Task
Every line of the data below should be printed exactly. Nothing may be dropped.

──────── Information given ────────

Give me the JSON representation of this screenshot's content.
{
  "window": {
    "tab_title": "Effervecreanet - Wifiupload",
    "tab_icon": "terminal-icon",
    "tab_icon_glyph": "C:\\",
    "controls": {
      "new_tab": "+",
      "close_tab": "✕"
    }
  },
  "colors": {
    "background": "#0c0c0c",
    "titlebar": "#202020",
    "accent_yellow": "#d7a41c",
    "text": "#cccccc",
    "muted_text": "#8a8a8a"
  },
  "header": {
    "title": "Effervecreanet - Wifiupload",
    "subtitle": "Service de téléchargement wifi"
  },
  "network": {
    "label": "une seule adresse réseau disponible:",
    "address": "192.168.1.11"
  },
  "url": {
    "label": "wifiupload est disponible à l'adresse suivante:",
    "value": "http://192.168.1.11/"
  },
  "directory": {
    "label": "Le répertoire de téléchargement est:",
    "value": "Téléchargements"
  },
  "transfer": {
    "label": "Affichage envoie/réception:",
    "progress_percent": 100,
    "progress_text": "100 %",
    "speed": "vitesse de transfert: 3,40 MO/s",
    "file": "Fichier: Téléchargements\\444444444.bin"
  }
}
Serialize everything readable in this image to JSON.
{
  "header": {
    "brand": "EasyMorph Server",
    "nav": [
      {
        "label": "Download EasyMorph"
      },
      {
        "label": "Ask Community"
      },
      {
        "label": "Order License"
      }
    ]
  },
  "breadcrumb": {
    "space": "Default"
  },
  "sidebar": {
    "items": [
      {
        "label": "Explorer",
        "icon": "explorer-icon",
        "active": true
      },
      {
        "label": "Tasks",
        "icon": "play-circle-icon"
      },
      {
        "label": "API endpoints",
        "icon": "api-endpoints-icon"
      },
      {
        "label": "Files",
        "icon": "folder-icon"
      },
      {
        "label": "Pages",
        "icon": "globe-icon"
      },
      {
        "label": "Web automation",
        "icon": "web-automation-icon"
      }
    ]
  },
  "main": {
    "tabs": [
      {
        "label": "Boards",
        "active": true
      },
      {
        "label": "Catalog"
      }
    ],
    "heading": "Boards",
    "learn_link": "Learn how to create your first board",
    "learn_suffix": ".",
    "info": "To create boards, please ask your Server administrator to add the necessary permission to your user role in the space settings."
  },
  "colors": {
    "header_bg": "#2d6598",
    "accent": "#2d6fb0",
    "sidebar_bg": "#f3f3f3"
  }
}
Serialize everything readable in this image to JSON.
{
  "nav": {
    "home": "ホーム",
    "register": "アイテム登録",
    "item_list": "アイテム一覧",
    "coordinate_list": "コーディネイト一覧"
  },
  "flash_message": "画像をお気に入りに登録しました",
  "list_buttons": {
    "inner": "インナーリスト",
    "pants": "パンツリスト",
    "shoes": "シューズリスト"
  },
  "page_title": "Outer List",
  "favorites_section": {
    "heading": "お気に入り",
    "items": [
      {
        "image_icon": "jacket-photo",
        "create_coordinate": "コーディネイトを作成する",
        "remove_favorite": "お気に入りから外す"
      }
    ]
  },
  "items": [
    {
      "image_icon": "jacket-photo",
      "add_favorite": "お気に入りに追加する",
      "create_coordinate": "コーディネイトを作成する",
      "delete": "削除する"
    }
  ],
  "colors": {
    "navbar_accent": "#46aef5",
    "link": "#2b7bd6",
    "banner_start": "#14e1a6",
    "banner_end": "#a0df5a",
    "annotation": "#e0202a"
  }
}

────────

Problem solution
Give me the JSON representation of this screenshot's content.
{
  "window": {
    "tab_title": "Effervecreanet - Wifiupload",
    "tab_icon": "terminal-icon",
    "tab_icon_glyph": "C:\\",
    "controls": {
      "new_tab": "+",
      "close_tab": "✕"
    }
  },
  "colors": {
    "background": "#0c0c0c",
    "titlebar": "#202020",
    "accent_yellow": "#d7a41c",
    "text": "#cccccc",
    "muted_text": "#8a8a8a"
  },
  "header": {
    "title": "Effervecreanet - Wifiupload",
    "subtitle": "Service de téléchargement wifi"
  },
  "network": {
    "label": "une seule adresse réseau disponible:",
    "address": "192.168.1.11"
  },
  "url": {
    "label": "wifiupload est disponible à l'adresse suivante:",
    "value": "http://192.168.1.11/"
  },
  "directory": {
    "label": "Le répertoire de téléchargement est:",
    "value": "Téléchargements"
  },
  "transfer": {
    "label": "Affichage envoie/réception:",
    "progress_percent": 100,
    "progress_text": "100 %",
    "speed": "vitesse de transfert: 3,40 MO/s",
    "file": "Fichier: Téléchargements\\444444444.bin"
  }
}
Serialize everything readable in this image to JSON.
{
  "header": {
    "brand": "EasyMorph Server",
    "nav": [
      {
        "label": "Download EasyMorph"
      },
      {
        "label": "Ask Community"
      },
      {
        "label": "Order License"
      }
    ]
  },
  "breadcrumb": {
    "space": "Default"
  },
  "sidebar": {
    "items": [
      {
        "label": "Explorer",
        "icon": "explorer-icon",
        "active": true
      },
      {
        "label": "Tasks",
        "icon": "play-circle-icon"
      },
      {
        "label": "API endpoints",
        "icon": "api-endpoints-icon"
      },
      {
        "label": "Files",
        "icon": "folder-icon"
      },
      {
        "label": "Pages",
        "icon": "globe-icon"
      },
      {
        "label": "Web automation",
        "icon": "web-automation-icon"
      }
    ]
  },
  "main": {
    "tabs": [
      {
        "label": "Boards",
        "active": true
      },
      {
        "label": "Catalog"
      }
    ],
    "heading": "Boards",
    "learn_link": "Learn how to create your first board",
    "learn_suffix": ".",
    "info": "To create boards, please ask your Server administrator to add the necessary permission to your user role in the space settings."
  },
  "colors": {
    "header_bg": "#2d6598",
    "accent": "#2d6fb0",
    "sidebar_bg": "#f3f3f3"
  }
}
Serialize everything readable in this image to JSON.
{
  "nav": {
    "home": "ホーム",
    "register": "アイテム登録",
    "item_list": "アイテム一覧",
    "coordinate_list": "コーディネイト一覧"
  },
  "flash_message": "画像をお気に入りに登録しました",
  "list_buttons": {
    "inner": "インナーリスト",
    "pants": "パンツリスト",
    "shoes": "シューズリスト"
  },
  "page_title": "Outer List",
  "favorites_section": {
    "heading": "お気に入り",
    "items": [
      {
        "image_icon": "jacket-photo",
        "create_coordinate": "コーディネイトを作成する",
        "remove_favorite": "お気に入りから外す"
      }
    ]
  },
  "items": [
    {
      "image_icon": "jacket-photo",
      "add_favorite": "お気に入りに追加する",
      "create_coordinate": "コーディネイトを作成する",
      "delete": "削除する"
    }
  ],
  "colors": {
    "navbar_accent": "#46aef5",
    "link": "#2b7bd6",
    "banner_start": "#14e1a6",
    "banner_end": "#a0df5a",
    "annotation": "#e0202a"
  }
}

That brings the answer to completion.